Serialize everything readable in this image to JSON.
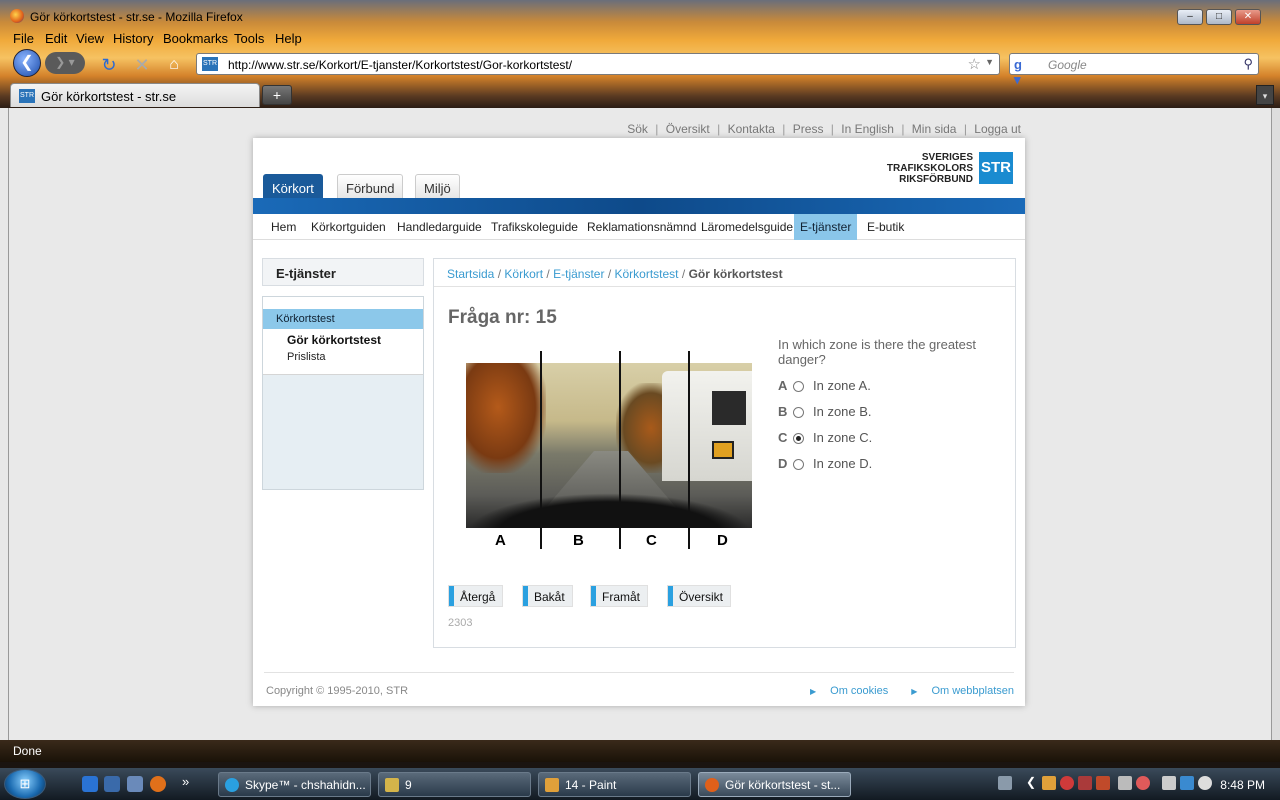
{
  "window": {
    "title": "Gör körkortstest - str.se - Mozilla Firefox",
    "controls": {
      "minimize": "–",
      "maximize": "□",
      "close": "✕"
    }
  },
  "menu": [
    "File",
    "Edit",
    "View",
    "History",
    "Bookmarks",
    "Tools",
    "Help"
  ],
  "nav": {
    "url": "http://www.str.se/Korkort/E-tjanster/Korkortstest/Gor-korkortstest/",
    "search_placeholder": "Google",
    "favicon_text": "STR"
  },
  "tab": {
    "label": "Gör körkortstest - str.se",
    "new_tab": "+"
  },
  "util_links": [
    "Sök",
    "Översikt",
    "Kontakta",
    "Press",
    "In English",
    "Min sida",
    "Logga ut"
  ],
  "logo": {
    "line1": "SVERIGES",
    "line2": "TRAFIKSKOLORS",
    "line3": "RIKSFÖRBUND",
    "badge": "STR"
  },
  "top_tabs": [
    "Körkort",
    "Förbund",
    "Miljö"
  ],
  "subnav": [
    "Hem",
    "Körkortguiden",
    "Handledarguide",
    "Trafikskoleguide",
    "Reklamationsnämnd",
    "Läromedelsguide",
    "E-tjänster",
    "E-butik"
  ],
  "sidebar": {
    "heading": "E-tjänster",
    "section": "Körkortstest",
    "items": [
      "Gör körkortstest",
      "Prislista"
    ]
  },
  "breadcrumb": [
    "Startsida",
    "Körkort",
    "E-tjänster",
    "Körkortstest",
    "Gör körkortstest"
  ],
  "quiz": {
    "title": "Fråga nr: 15",
    "question": "In which zone is there the greatest danger?",
    "zones": [
      "A",
      "B",
      "C",
      "D"
    ],
    "answers": [
      {
        "letter": "A",
        "text": "In zone A.",
        "selected": false
      },
      {
        "letter": "B",
        "text": "In zone B.",
        "selected": false
      },
      {
        "letter": "C",
        "text": "In zone C.",
        "selected": true
      },
      {
        "letter": "D",
        "text": "In zone D.",
        "selected": false
      }
    ],
    "buttons": [
      "Återgå",
      "Bakåt",
      "Framåt",
      "Översikt"
    ],
    "question_id": "2303"
  },
  "footer": {
    "copyright": "Copyright © 1995-2010, STR",
    "links": [
      "Om cookies",
      "Om webbplatsen"
    ]
  },
  "status": "Done",
  "taskbar": {
    "tasks": [
      "Skype™ - chshahidn...",
      "9",
      "14 - Paint",
      "Gör körkortstest - st..."
    ],
    "overflow": "»",
    "clock": "8:48 PM"
  },
  "colors": {
    "accent": "#1a5a9a",
    "link": "#3a9bd0",
    "highlight": "#8cc8ea"
  }
}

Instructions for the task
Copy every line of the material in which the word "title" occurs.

Answer to the problem
    "title": "Gör körkortstest - str.se - Mozilla Firefox",
    "title": "Fråga nr: 15",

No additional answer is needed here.